But wait, there is more- More strange Europeans to come! This beautiful woman, Rukmini Devi, was the daughter of an Indian Theosophist. At age 16, she “fell in love” with a 42 year old Australian Theosophist, and to the shock of high society, married him in 1920. (I wonder if he fell in love with her?) Rukmini saw Anna Pavlova dance in Australia and decided to take up dance. She became a dancer and founded Kalakshetra, a traditional dance and arts college which still thrives today. This large property is close to the Theosophical Society. It sounds like the Theosophists and their Indian friends had lots of money and managed to buy up huge tracts of wild land to pursue their interests.
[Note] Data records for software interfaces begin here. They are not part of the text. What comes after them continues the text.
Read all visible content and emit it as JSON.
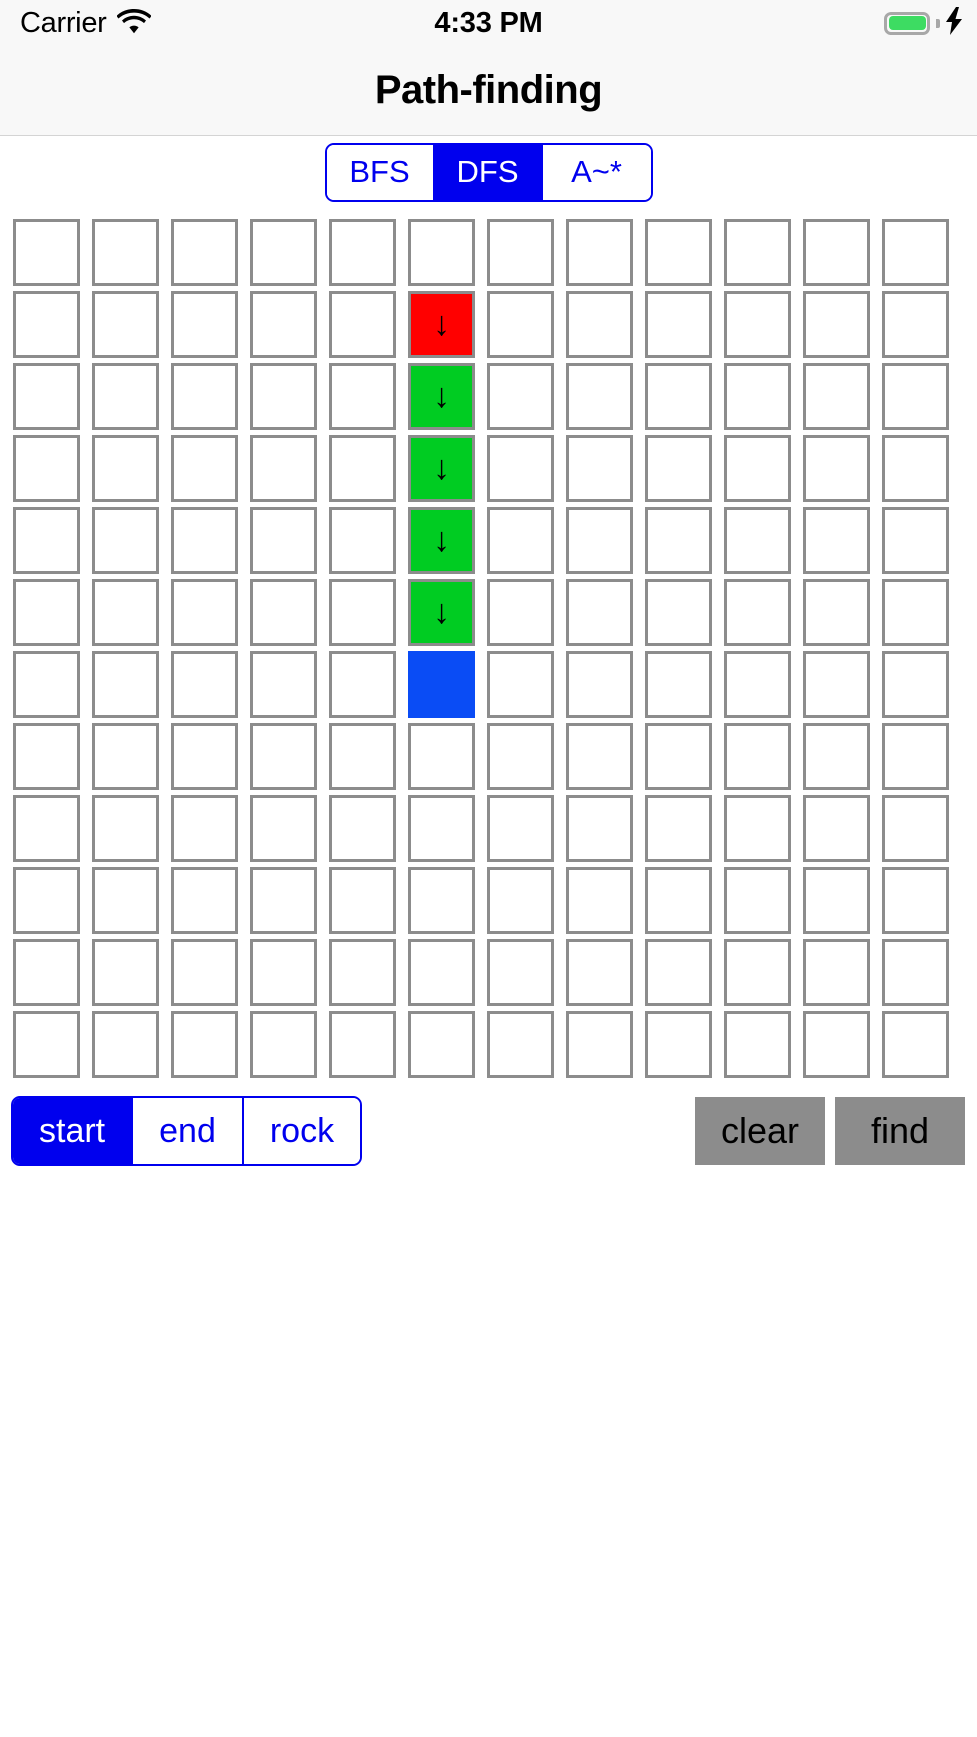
{
  "status_bar": {
    "carrier": "Carrier",
    "wifi_icon": "wifi-icon",
    "time": "4:33 PM",
    "battery_icon": "battery-icon",
    "battery_level_percent": 100,
    "battery_color": "#3ddc62",
    "charging_icon": "lightning-bolt-icon"
  },
  "nav": {
    "title": "Path-finding"
  },
  "algorithm_control": {
    "name": "algorithm-segmented-control",
    "selected": "DFS",
    "accent_color": "#0000ee",
    "options": [
      {
        "label": "BFS",
        "selected": false
      },
      {
        "label": "DFS",
        "selected": true
      },
      {
        "label": "A~*",
        "selected": false
      }
    ]
  },
  "grid": {
    "columns": 12,
    "rows": 12,
    "legend": {
      "empty_color": "#ffffff",
      "start_color": "#ff0000",
      "path_color": "#00cc22",
      "end_color": "#0a4cf5",
      "border_color": "#8c8c8c"
    },
    "cells": [
      {
        "row": 1,
        "col": 5,
        "state": "start",
        "glyph": "↓"
      },
      {
        "row": 2,
        "col": 5,
        "state": "path",
        "glyph": "↓"
      },
      {
        "row": 3,
        "col": 5,
        "state": "path",
        "glyph": "↓"
      },
      {
        "row": 4,
        "col": 5,
        "state": "path",
        "glyph": "↓"
      },
      {
        "row": 5,
        "col": 5,
        "state": "path",
        "glyph": "↓"
      },
      {
        "row": 6,
        "col": 5,
        "state": "end",
        "glyph": ""
      }
    ]
  },
  "toolbar": {
    "mode_control": {
      "name": "paint-mode-segmented-control",
      "selected": "start",
      "accent_color": "#0000ee",
      "options": [
        {
          "label": "start",
          "selected": true
        },
        {
          "label": "end",
          "selected": false
        },
        {
          "label": "rock",
          "selected": false
        }
      ]
    },
    "actions": [
      {
        "label": "clear",
        "name": "clear-button"
      },
      {
        "label": "find",
        "name": "find-button"
      }
    ]
  }
}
It’s a blessing for the area- hundreds of acres of land protected from development, and in the case of Kalakshetra, a school for young Indians who want to study and excel in their tarditional cultural arts.
We walked around the “cottages” at the dance school observing classes in action. Dancers have to learn how to sing the songs as well, so there were separate classes for vocal and dance. An increasing number of young men are becoming Bharatanatyam dancers as well- this is not traditional but more popular these days.
Last night I attended a “Kathakali” concert at Kalakshetra. Kathakali is the traditional folk dance of Kerala, the neighboring state on the east side of South India. This tradition is truly a folk tradition- and loud, wild, primal, earthy, and colorful. This video portrays the very beginning of the concert- when the main king character is revealed. It really feels like a village presentation to me- the simple curtain held up by villagers, the throbbing drums, the tantalizing view of the dancer.